Reproduce every entry exactly as shown.

[Data entries]

------------------------------------------------------------------------

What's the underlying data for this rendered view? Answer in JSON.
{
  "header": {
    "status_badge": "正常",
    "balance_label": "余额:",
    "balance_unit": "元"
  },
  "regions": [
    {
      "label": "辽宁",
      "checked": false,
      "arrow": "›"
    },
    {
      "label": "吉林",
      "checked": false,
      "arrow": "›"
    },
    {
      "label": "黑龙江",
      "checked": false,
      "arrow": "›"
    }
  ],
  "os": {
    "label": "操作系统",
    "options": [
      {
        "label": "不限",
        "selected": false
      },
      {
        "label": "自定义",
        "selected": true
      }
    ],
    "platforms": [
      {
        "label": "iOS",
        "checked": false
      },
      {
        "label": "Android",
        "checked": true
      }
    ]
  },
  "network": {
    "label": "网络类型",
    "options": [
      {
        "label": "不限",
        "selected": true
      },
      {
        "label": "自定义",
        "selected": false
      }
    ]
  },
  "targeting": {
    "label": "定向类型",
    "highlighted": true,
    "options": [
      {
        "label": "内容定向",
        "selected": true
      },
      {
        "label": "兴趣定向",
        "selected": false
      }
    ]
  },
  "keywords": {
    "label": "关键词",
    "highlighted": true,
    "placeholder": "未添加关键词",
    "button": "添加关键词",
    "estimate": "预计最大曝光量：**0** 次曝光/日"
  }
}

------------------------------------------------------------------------

COMPLETED EXERCISE:
What's the underlying data for this rendered view? Answer in JSON.
{
  "header": {
    "status_badge": "正常",
    "balance_label": "余额:",
    "balance_unit": "元"
  },
  "regions": [
    {
      "label": "辽宁",
      "checked": false,
      "arrow": "›"
    },
    {
      "label": "吉林",
      "checked": false,
      "arrow": "›"
    },
    {
      "label": "黑龙江",
      "checked": false,
      "arrow": "›"
    }
  ],
  "os": {
    "label": "操作系统",
    "options": [
      {
        "label": "不限",
        "selected": false
      },
      {
        "label": "自定义",
        "selected": true
      }
    ],
    "platforms": [
      {
        "label": "iOS",
        "checked": false
      },
      {
        "label": "Android",
        "checked": true
      }
    ]
  },
  "network": {
    "label": "网络类型",
    "options": [
      {
        "label": "不限",
        "selected": true
      },
      {
        "label": "自定义",
        "selected": false
      }
    ]
  },
  "targeting": {
    "label": "定向类型",
    "highlighted": true,
    "options": [
      {
        "label": "内容定向",
        "selected": true
      },
      {
        "label": "兴趣定向",
        "selected": false
      }
    ]
  },
  "keywords": {
    "label": "关键词",
    "highlighted": true,
    "placeholder": "未添加关键词",
    "button": "添加关键词",
    "estimate": "预计最大曝光量：**0** 次曝光/日"
  }
}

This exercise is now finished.